“This is a really exciting time for Ontario Northland,” said Moore. “There certainly has been challenges over the last two and half years for the communities we serve and the employees, and this is a real turning point for us.”
A prime focus of attention will be driving new business into the ONTC’s large 150,000-square-foot rail, locomotive and paint shops in North Bay.
Since 1948 the shops have handled mostly in-house projects, but they’ve parlayed that expertise in recent years into handling contracts from Metrolinx, Go Transit, CN Rail, Via Rail, Montreal’s Agence métropolitaine de transport, and Rail America.
“Our quality is outstanding,” said Moore. “The customers that we have worked with have been from across Canada. There’s a reason why Rocky Mountaineer, a luxury train from out west, came here to get their cars painted.”
The plan is use the smaller Cochrane shop for the day-to-day maintenance and repair of its own rolling stock – including rebuilding the coaches for the Polar Bear Express – while positioning the larger North Bay facilities to handle more outside work.
“The sky’s the limit in that shop,” said Moore, who forecasts an abundance of bid opportunities ahead as many transit authorities across Canada approach the 15 to 30-year window to start refurbishing their fleets. She anticipates the inroads they’ve made into the private sector will also bear fruit.
“The market is getting interesting right now because there are more players that require refurbishment.”
Even with the GO Regional Express Rail project calling for a switch from diesel-hauled bi-level trains to electric trains, Moore said “they have so much rolling stock that is not electrified, that is exactly in our wheelhouse, not only the passenger car side but the locomotive and wheel shop side, that there’s work there probably for the next 20 years.”
Moore said the Ontario Northland unions play a vital role in making the shops more competitive combined with some changes on the floor through ‘lean manufacturing’ processes.
“As soon as we can do some of these changes, I’m confident we can fill that shop.

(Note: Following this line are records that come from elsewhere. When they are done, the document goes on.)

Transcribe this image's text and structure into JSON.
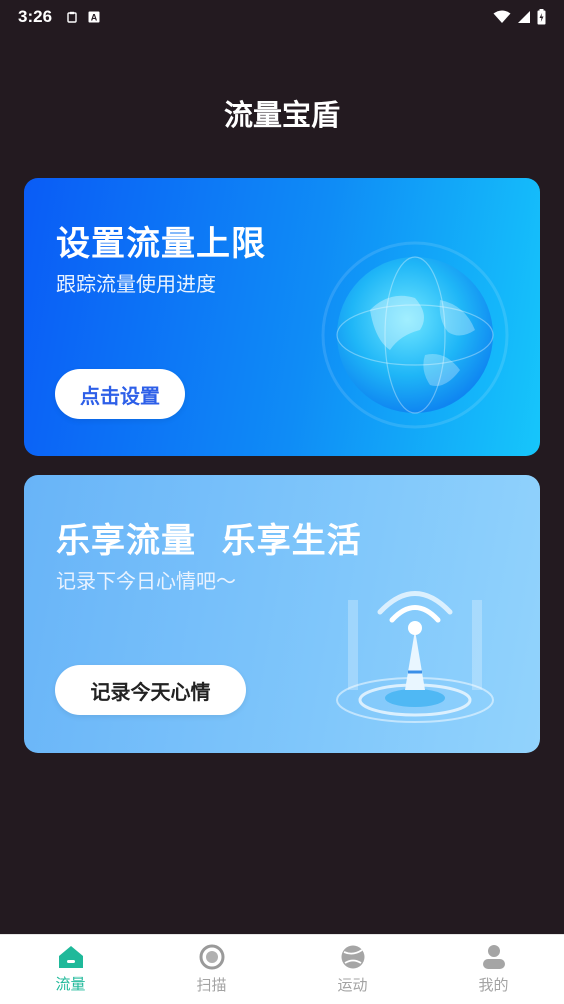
{
  "status_bar": {
    "time": "3:26",
    "left_icons": [
      "clipboard-icon",
      "a-box-icon"
    ],
    "right_icons": [
      "wifi-icon",
      "cell-signal-icon",
      "battery-icon"
    ]
  },
  "header": {
    "title": "流量宝盾"
  },
  "cards": [
    {
      "title": "设置流量上限",
      "subtitle": "跟踪流量使用进度",
      "button_label": "点击设置",
      "illustration": "globe-icon"
    },
    {
      "title": "乐享流量  乐享生活",
      "subtitle": "记录下今日心情吧～",
      "button_label": "记录今天心情",
      "illustration": "signal-tower-icon"
    }
  ],
  "tab_bar": {
    "active_index": 0,
    "items": [
      {
        "label": "流量",
        "icon": "home-icon"
      },
      {
        "label": "扫描",
        "icon": "scan-icon"
      },
      {
        "label": "运动",
        "icon": "ball-icon"
      },
      {
        "label": "我的",
        "icon": "person-icon"
      }
    ]
  },
  "colors": {
    "background": "#231a20",
    "accent": "#1fb99a",
    "card1_gradient_start": "#0a5cf6",
    "card1_gradient_end": "#16c6fb",
    "card2_gradient_start": "#68b4f8",
    "card2_gradient_end": "#92d3fc"
  }
}
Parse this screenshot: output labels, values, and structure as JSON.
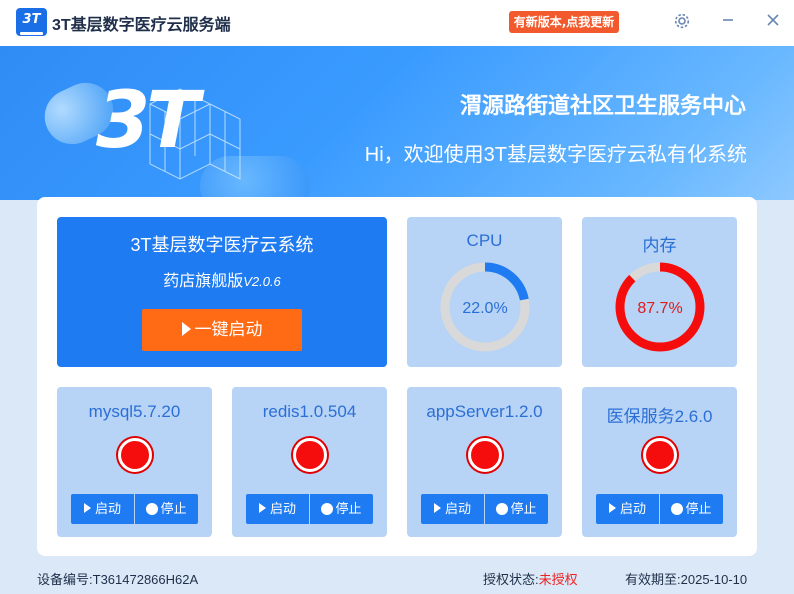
{
  "window": {
    "title": "3T基层数字医疗云服务端",
    "logo_text": "3T",
    "update_notice": "有新版本,点我更新",
    "icons": [
      "gear-icon",
      "minimize-icon",
      "close-icon"
    ]
  },
  "hero": {
    "logo_text": "3T",
    "center_name": "渭源路街道社区卫生服务中心",
    "welcome": "Hi，欢迎使用3T基层数字医疗云私有化系统"
  },
  "launch": {
    "system_name": "3T基层数字医疗云系统",
    "edition": "药店旗舰版",
    "version": "V2.0.6",
    "button_label": "一键启动"
  },
  "gauges": [
    {
      "label": "CPU",
      "value_text": "22.0%",
      "value": 22.0,
      "color": "#1f7bf2",
      "text_color": "#2b6fd6"
    },
    {
      "label": "内存",
      "value_text": "87.7%",
      "value": 87.7,
      "color": "#f50d0d",
      "text_color": "#e01b1b"
    }
  ],
  "services": [
    {
      "name": "mysql5.7.20",
      "status": "stopped",
      "start_label": "启动",
      "stop_label": "停止"
    },
    {
      "name": "redis1.0.504",
      "status": "stopped",
      "start_label": "启动",
      "stop_label": "停止"
    },
    {
      "name": "appServer1.2.0",
      "status": "stopped",
      "start_label": "启动",
      "stop_label": "停止"
    },
    {
      "name": "医保服务2.6.0",
      "status": "stopped",
      "start_label": "启动",
      "stop_label": "停止"
    }
  ],
  "footer": {
    "device_label": "设备编号:",
    "device_id": "T361472866H62A",
    "license_label": "授权状态:",
    "license_status": "未授权",
    "expiry_label": "有效期至:",
    "expiry_date": "2025-10-10"
  },
  "colors": {
    "accent": "#1f7bf2",
    "launch_button": "#ff6a14",
    "update_badge": "#f2592c",
    "status_stopped": "#f50d0d"
  }
}
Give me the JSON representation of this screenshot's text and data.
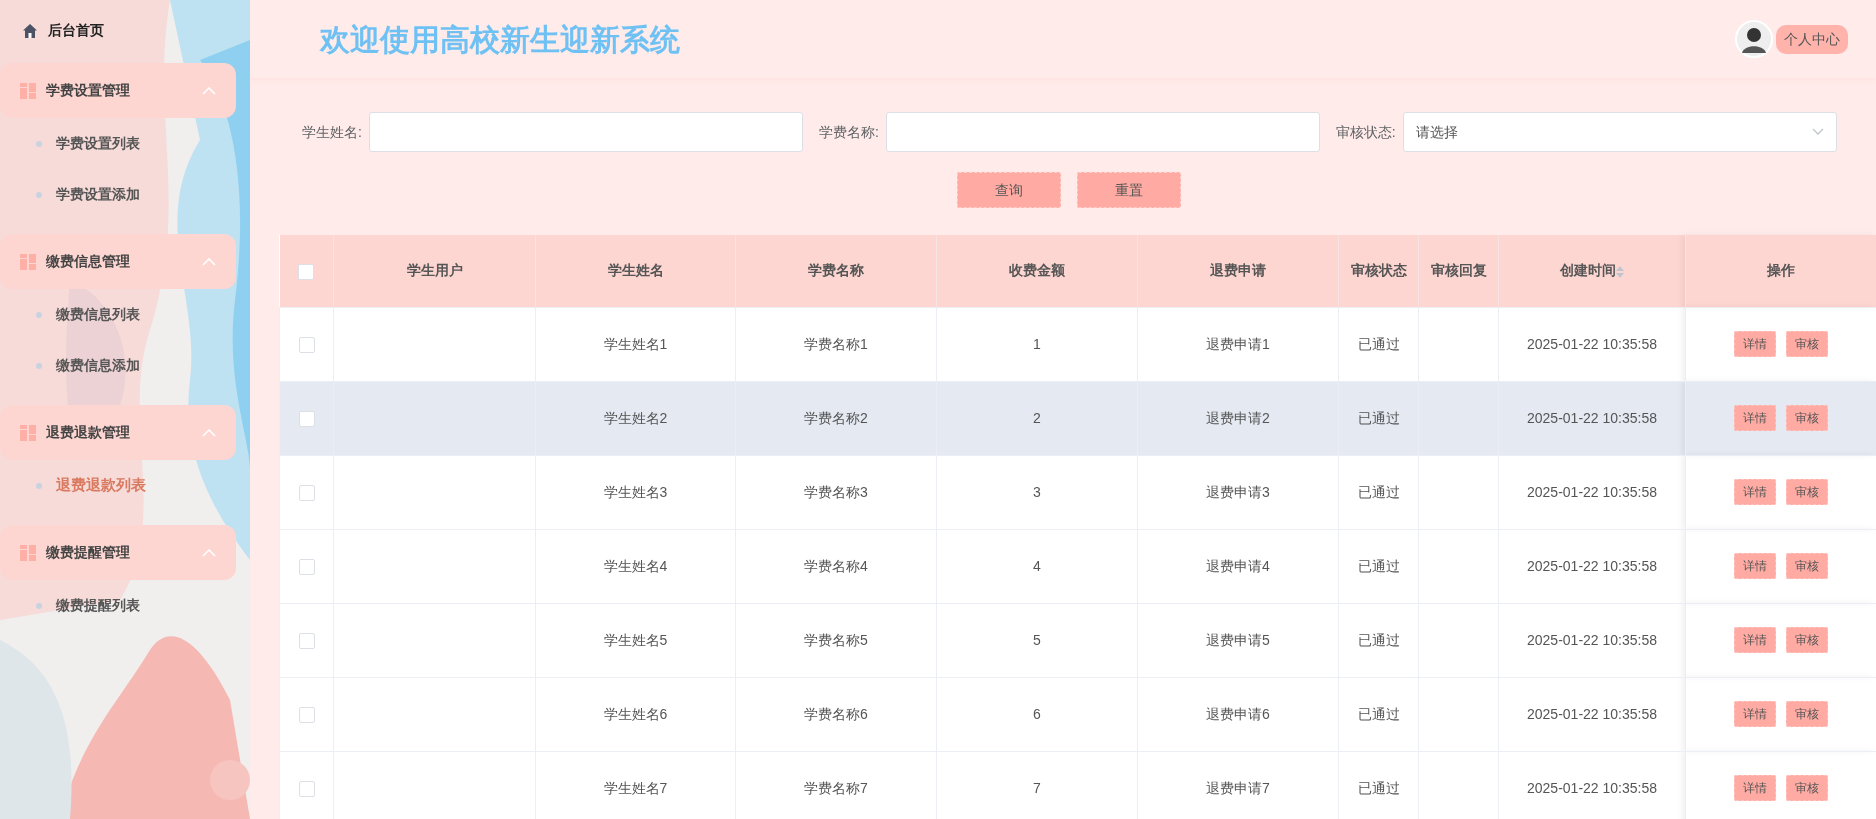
{
  "sidebar": {
    "home": {
      "label": "后台首页"
    },
    "groups": [
      {
        "label": "学费设置管理",
        "expanded": true,
        "items": [
          {
            "label": "学费设置列表",
            "selected": false
          },
          {
            "label": "学费设置添加",
            "selected": false
          }
        ]
      },
      {
        "label": "缴费信息管理",
        "expanded": true,
        "items": [
          {
            "label": "缴费信息列表",
            "selected": false
          },
          {
            "label": "缴费信息添加",
            "selected": false
          }
        ]
      },
      {
        "label": "退费退款管理",
        "expanded": true,
        "items": [
          {
            "label": "退费退款列表",
            "selected": true
          }
        ]
      },
      {
        "label": "缴费提醒管理",
        "expanded": true,
        "items": [
          {
            "label": "缴费提醒列表",
            "selected": false
          }
        ]
      }
    ]
  },
  "header": {
    "title": "欢迎使用高校新生迎新系统",
    "user_button": "个人中心"
  },
  "search": {
    "fields": [
      {
        "kind": "text",
        "label": "学生姓名:"
      },
      {
        "kind": "text",
        "label": "学费名称:"
      },
      {
        "kind": "select",
        "label": "审核状态:",
        "placeholder": "请选择"
      }
    ],
    "buttons": [
      "查询",
      "重置"
    ]
  },
  "table": {
    "all_checked": false,
    "columns": [
      "学生用户",
      "学生姓名",
      "学费名称",
      "收费金额",
      "退费申请",
      "审核状态",
      "审核回复",
      "创建时间",
      "操作"
    ],
    "rows": [
      {
        "checked": false,
        "highlighted": false,
        "cells": [
          "",
          "学生姓名1",
          "学费名称1",
          "1",
          "退费申请1",
          "已通过",
          "",
          "2025-01-22 10:35:58"
        ],
        "actions": [
          "详情",
          "审核"
        ]
      },
      {
        "checked": false,
        "highlighted": true,
        "cells": [
          "",
          "学生姓名2",
          "学费名称2",
          "2",
          "退费申请2",
          "已通过",
          "",
          "2025-01-22 10:35:58"
        ],
        "actions": [
          "详情",
          "审核"
        ]
      },
      {
        "checked": false,
        "highlighted": false,
        "cells": [
          "",
          "学生姓名3",
          "学费名称3",
          "3",
          "退费申请3",
          "已通过",
          "",
          "2025-01-22 10:35:58"
        ],
        "actions": [
          "详情",
          "审核"
        ]
      },
      {
        "checked": false,
        "highlighted": false,
        "cells": [
          "",
          "学生姓名4",
          "学费名称4",
          "4",
          "退费申请4",
          "已通过",
          "",
          "2025-01-22 10:35:58"
        ],
        "actions": [
          "详情",
          "审核"
        ]
      },
      {
        "checked": false,
        "highlighted": false,
        "cells": [
          "",
          "学生姓名5",
          "学费名称5",
          "5",
          "退费申请5",
          "已通过",
          "",
          "2025-01-22 10:35:58"
        ],
        "actions": [
          "详情",
          "审核"
        ]
      },
      {
        "checked": false,
        "highlighted": false,
        "cells": [
          "",
          "学生姓名6",
          "学费名称6",
          "6",
          "退费申请6",
          "已通过",
          "",
          "2025-01-22 10:35:58"
        ],
        "actions": [
          "详情",
          "审核"
        ]
      },
      {
        "checked": false,
        "highlighted": false,
        "cells": [
          "",
          "学生姓名7",
          "学费名称7",
          "7",
          "退费申请7",
          "已通过",
          "",
          "2025-01-22 10:35:58"
        ],
        "actions": [
          "详情",
          "审核"
        ]
      }
    ]
  }
}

It’s going to be a very good news story for North Bay.”
As efficiencies are achieved, she anticipates some workforce reductions at Ontario Northland from its current 770 employees to roughly 650; much of it achieved through attrition.
“People understand that we’re going to have to roll up our sleeves and some changes can be uncomfortable sometimes, but at end of the day the fact that we’re going to reinvigorate the agency so we can be here for another 110 years is really exciting to employees and certainly for me.”

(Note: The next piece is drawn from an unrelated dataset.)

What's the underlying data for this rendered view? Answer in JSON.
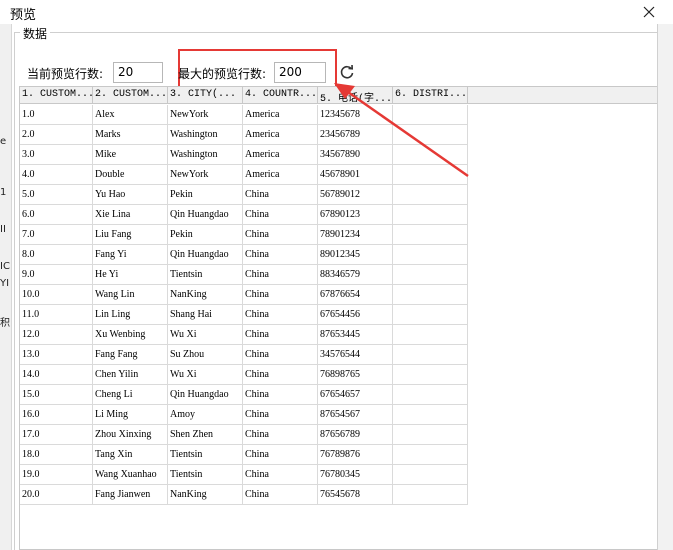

Going forward, Moore said the rail shops must operate on a break-even basis along with its motor coach (bus) division.
However the rail services unit – both passenger and freight – will likely rely on continuing government support.
“The rail freight side is definitely cyclical with the mining and paper industry,” said Moore, mentioning Resolute Forest Product’s sudden decision to close its Iroquois Falls paper mill by December.
To drive more freight from wheels to rails, Moore said a concerted effort is needed to meet with northeastern customers to explain the value proposition of rail versus truck.
For other freight opportunities, Moore sides with the unions and some mining interests that there’s a future hauling Ring of Fire ore.
“Ontario Northland needs to play a role in that but we also have some work to do right now, and that is to make the agency efficient and able to support that type of customer in the coming years. It’s a ways off. We certainly are the transportation experts in northeastern Ontario.”